Aspen Athletic Club furnishes workers out with weight and resistance machines for bulking up and a spin room for burning calories and raising heart rates. Group classes at the Aksarben and Shadow Lake locations let pupils choose from five different exercise types, from choreographed cardio sessions to yoga classes that challenge both the body and the mind. The Turbo Kick class sets kickboxing techniques to up-tempo music, and students of The Tone Zone session build muscle using dumbbells, stability balls, and disobedient wolfhounds tied to their arms. Class schedules run from morning to night, Monday–Saturday, allowing students to fit workouts into busy schedules. During the 50-minute personal-training session, members meet with trainers in order to fashion fitness plans customized to meet individual goals and the state's stringent requirements for collecting lotto winnings. After working out, exercisers retire to stress-melting steam baths before changing in pristine locker rooms.

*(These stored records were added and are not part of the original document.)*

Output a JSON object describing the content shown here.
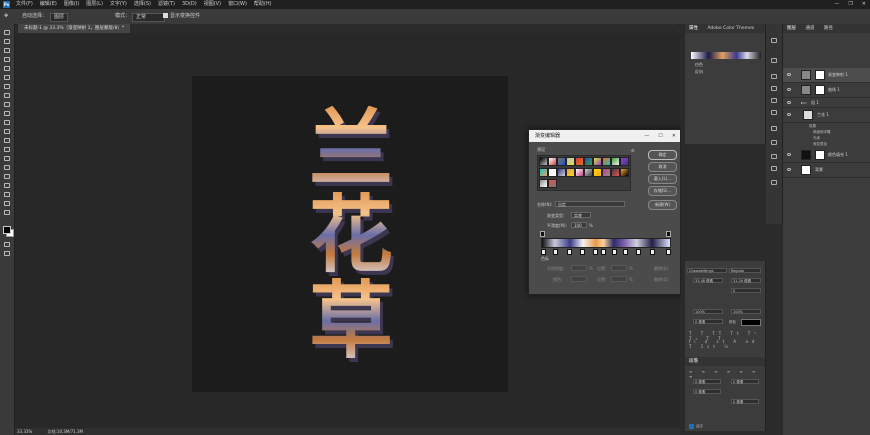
{
  "app": {
    "logo": "Ps",
    "menu": [
      "文件(F)",
      "编辑(E)",
      "图像(I)",
      "图层(L)",
      "文字(Y)",
      "选择(S)",
      "滤镜(T)",
      "3D(D)",
      "视图(V)",
      "窗口(W)",
      "帮助(H)"
    ],
    "window_controls": [
      "—",
      "❐",
      "✕"
    ]
  },
  "options_bar": {
    "source_label": "自动选择：",
    "source_value": "图层",
    "mode_label": "模式：",
    "mode_value": "正常",
    "extra_label": "显示变换控件"
  },
  "document": {
    "tab_title": "未标题-1 @ 33.3%（渐变映射 1，图层蒙版/8）*"
  },
  "canvas_text": [
    "兰",
    "花",
    "草"
  ],
  "status_bar": {
    "zoom": "33.33%",
    "doc_info": "文档:10.3M/71.3M"
  },
  "gradient_editor": {
    "title": "渐变编辑器",
    "window_controls": [
      "—",
      "☐",
      "✕"
    ],
    "presets_label": "预设",
    "buttons": {
      "ok": "确定",
      "cancel": "取消",
      "load": "载入(L)...",
      "save": "存储(S)...",
      "new": "新建(W)"
    },
    "name_label": "名称(N):",
    "name_value": "自定",
    "type_label": "渐变类型:",
    "type_value": "实底",
    "smooth_label": "平滑度(M):",
    "smooth_value": "100",
    "smooth_unit": "%",
    "stops_label": "色标",
    "opacity_label": "不透明度:",
    "location_label": "位置:",
    "delete_label": "删除(D)",
    "color_label": "颜色:",
    "percent": "%",
    "preset_colors": [
      "#000000",
      "#ffffff",
      "#777777",
      "#c0c0c0",
      "#d04040",
      "#2050c0",
      "#e0e040",
      "#e07020",
      "#40a040",
      "#9040c0",
      "#20c0c0",
      "#f0f0f0",
      "#3a3a90",
      "#e0a060",
      "#ffffff",
      "#d0d0d0",
      "#ffd700",
      "#c04080",
      "#404040",
      "#f5a623",
      "#8e8e8e",
      "#e65050"
    ]
  },
  "properties_panel": {
    "tabs": [
      "属性",
      "Adobe Color Themes"
    ],
    "row1": "仿色",
    "row2": "反向"
  },
  "character_panel": {
    "font": "Chaoweifengs",
    "style": "Regular",
    "size": "33.48 像素",
    "leading": "31.29 像素",
    "tracking": "0",
    "scale_v": "100%",
    "scale_h": "100%",
    "baseline": "0 像素",
    "color_label": "颜色",
    "paragraph_tab": "段落",
    "indent_left": "0 像素",
    "indent_right": "0 像素",
    "space_before": "0 像素",
    "space_after": "0 像素",
    "hyphenate": "连字"
  },
  "layers_panel": {
    "tabs": [
      "图层",
      "通道",
      "路径"
    ],
    "layers": [
      {
        "name": "渐变映射 1",
        "selected": true
      },
      {
        "name": "曲线 1",
        "selected": false
      },
      {
        "name": "组 1",
        "selected": false
      },
      {
        "name": "兰花 1",
        "selected": false
      },
      {
        "name": "效果",
        "selected": false
      },
      {
        "name": "斜面和浮雕",
        "selected": false
      },
      {
        "name": "光泽",
        "selected": false
      },
      {
        "name": "渐变叠加",
        "selected": false
      },
      {
        "name": "颜色填充 1",
        "selected": false
      },
      {
        "name": "背景",
        "selected": false
      }
    ]
  },
  "colors": {
    "accent": "#1b6fb8",
    "panel": "#3c3c3c",
    "canvas": "#1c1c1c"
  }
}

Squats, crunches, and other exercises only target very specific muscle groups. That's part of the logic behind the platforms at Great Vibrations. They spread the work across more muscles in the body, building strength and general fitness. The work is low impact, which means it can be appropriate for seniors, kids, and those with injuries. In fact, though the machines can build muscle and burn fat, they may also improve circulatory and vascular function in injured patrons.

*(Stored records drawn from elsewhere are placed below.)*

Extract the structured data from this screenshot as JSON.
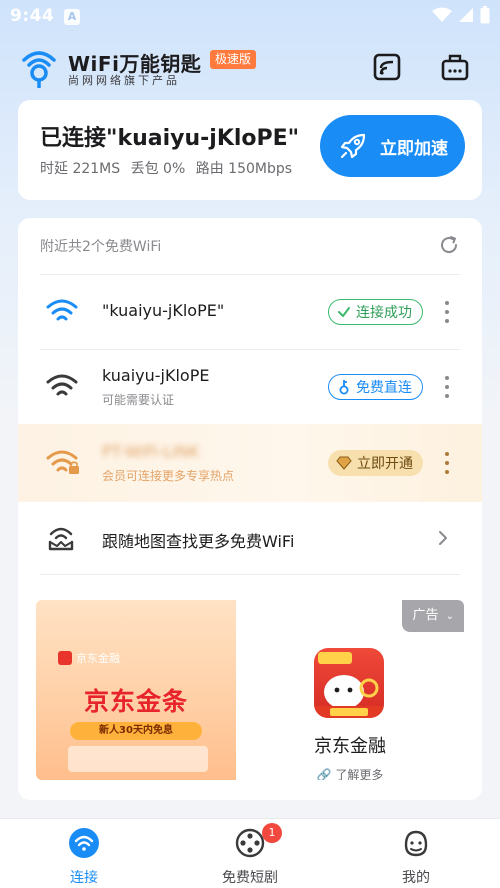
{
  "status_bar": {
    "time": "9:44",
    "notif": "A"
  },
  "header": {
    "app_name": "WiFi万能钥匙",
    "badge": "极速版",
    "subtitle": "尚网网络旗下产品"
  },
  "connected": {
    "title": "已连接\"kuaiyu-jKloPE\"",
    "latency": "时延 221MS",
    "loss": "丢包 0%",
    "route": "路由 150Mbps",
    "accelerate": "立即加速"
  },
  "nearby": {
    "heading": "附近共2个免费WiFi",
    "items": [
      {
        "name": "\"kuaiyu-jKloPE\"",
        "sub": "",
        "action": "连接成功"
      },
      {
        "name": "kuaiyu-jKloPE",
        "sub": "可能需要认证",
        "action": "免费直连"
      },
      {
        "name": "PT-WiFi-LINK",
        "sub": "会员可连接更多专享热点",
        "action": "立即开通"
      }
    ],
    "map_link": "跟随地图查找更多免费WiFi"
  },
  "ad": {
    "tag": "广告",
    "brand": "京东金融",
    "headline": "京东金条",
    "tagline": "新人30天内免息",
    "app_name": "京东金融",
    "learn_more": "了解更多"
  },
  "nav": {
    "items": [
      {
        "label": "连接"
      },
      {
        "label": "免费短剧",
        "badge": "1"
      },
      {
        "label": "我的"
      }
    ]
  },
  "colors": {
    "accent": "#1a8cf5",
    "success": "#3cbb6e",
    "vip": "#f7dfae",
    "badge": "#ff7a3d"
  }
}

They're not the only ones who use the workout, though; it's also popular with internationally competitive athletes and professional football players. A menu of classes keep muscles guessing. The vibrating platforms also play a part in one-on-one personal training, which provides the nutrition and exercise tips necessary to whittle waists, demolish sandcastles, or improve athletic performance.

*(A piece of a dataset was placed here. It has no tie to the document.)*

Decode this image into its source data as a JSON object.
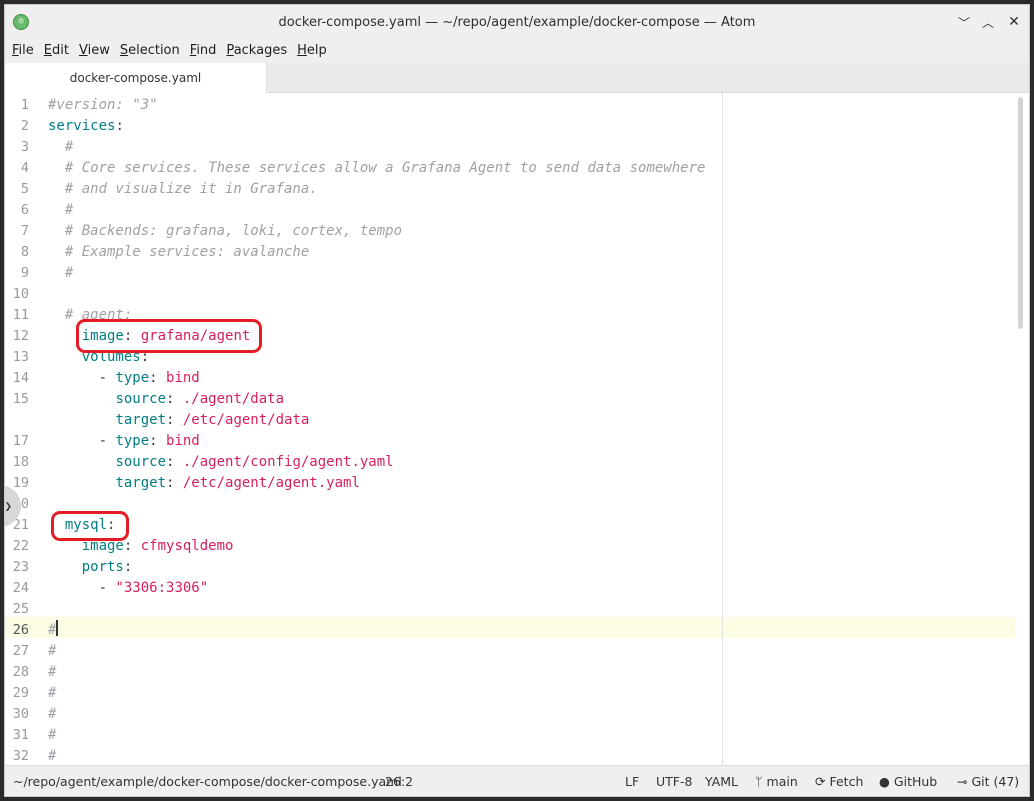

Though its name may conjure fantasies about sprinting down crowded streets or bench-pressing buses stalled in traffic, Urban Active Fitness grants its members abundant space in which to spread out and follow their workout proclivities. At dozens of locations across the Midwest and South, members can sculpt their bodies in whichever manner they choose—from personal training with resistance machines and free weights to group classes in cycling, Zumba, and Pilates. A number of group classes draw on the gym’s urban theme for inspiration. Urban Iron, for example, focuses on building muscles that resemble the cast-iron beams of skyscrapers, and Urban Yoga closely imitates the poses necessary to squeeze onto a subway train at rush hour.
Led by more than 1,000 wellness experts at locations in Nebraska, Iowa, Kansas, and Tennessee, the more than 30,000 members of Prairie Life Fitness have discovered why the company slogan is "Fitness for the Entire Family." The certified trainers and instructors cater to exercisers of various ages and abilities, all within an upscale, welcoming atmosphere. Kids take advantage of engaging childcare activities and youth programs, including swimming lessons, martial arts, and story time. Meanwhile, parents can workout on the latest equipment, including stationary cycles and Pilates machines. Guests can also relax with amenities such as massage therapy, tanning beds, and a whirlpool powered by wholesale bags of Pop Rocks.